* [YOUR ASSIGNMENT]:
Restating the records exactly is the whole task.

* [INFORMATION PROVIDED]:
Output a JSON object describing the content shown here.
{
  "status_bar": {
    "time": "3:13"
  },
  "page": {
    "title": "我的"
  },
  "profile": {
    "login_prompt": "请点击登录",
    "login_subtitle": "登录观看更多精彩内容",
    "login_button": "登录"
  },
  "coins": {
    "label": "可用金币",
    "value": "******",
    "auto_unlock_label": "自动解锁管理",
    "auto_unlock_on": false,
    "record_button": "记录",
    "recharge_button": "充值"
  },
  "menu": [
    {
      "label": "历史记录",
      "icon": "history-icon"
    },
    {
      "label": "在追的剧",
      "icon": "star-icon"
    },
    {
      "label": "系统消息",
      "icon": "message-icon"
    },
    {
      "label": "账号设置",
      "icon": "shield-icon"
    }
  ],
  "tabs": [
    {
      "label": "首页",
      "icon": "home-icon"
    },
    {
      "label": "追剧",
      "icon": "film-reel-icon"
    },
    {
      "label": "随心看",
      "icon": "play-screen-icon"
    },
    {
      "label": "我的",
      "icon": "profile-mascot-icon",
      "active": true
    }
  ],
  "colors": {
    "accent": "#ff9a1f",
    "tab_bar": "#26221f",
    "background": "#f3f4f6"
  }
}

* [EXERCISE RESULT]:
Output a JSON object describing the content shown here.
{
  "status_bar": {
    "time": "3:13"
  },
  "page": {
    "title": "我的"
  },
  "profile": {
    "login_prompt": "请点击登录",
    "login_subtitle": "登录观看更多精彩内容",
    "login_button": "登录"
  },
  "coins": {
    "label": "可用金币",
    "value": "******",
    "auto_unlock_label": "自动解锁管理",
    "auto_unlock_on": false,
    "record_button": "记录",
    "recharge_button": "充值"
  },
  "menu": [
    {
      "label": "历史记录",
      "icon": "history-icon"
    },
    {
      "label": "在追的剧",
      "icon": "star-icon"
    },
    {
      "label": "系统消息",
      "icon": "message-icon"
    },
    {
      "label": "账号设置",
      "icon": "shield-icon"
    }
  ],
  "tabs": [
    {
      "label": "首页",
      "icon": "home-icon"
    },
    {
      "label": "追剧",
      "icon": "film-reel-icon"
    },
    {
      "label": "随心看",
      "icon": "play-screen-icon"
    },
    {
      "label": "我的",
      "icon": "profile-mascot-icon",
      "active": true
    }
  ],
  "colors": {
    "accent": "#ff9a1f",
    "tab_bar": "#26221f",
    "background": "#f3f4f6"
  }
}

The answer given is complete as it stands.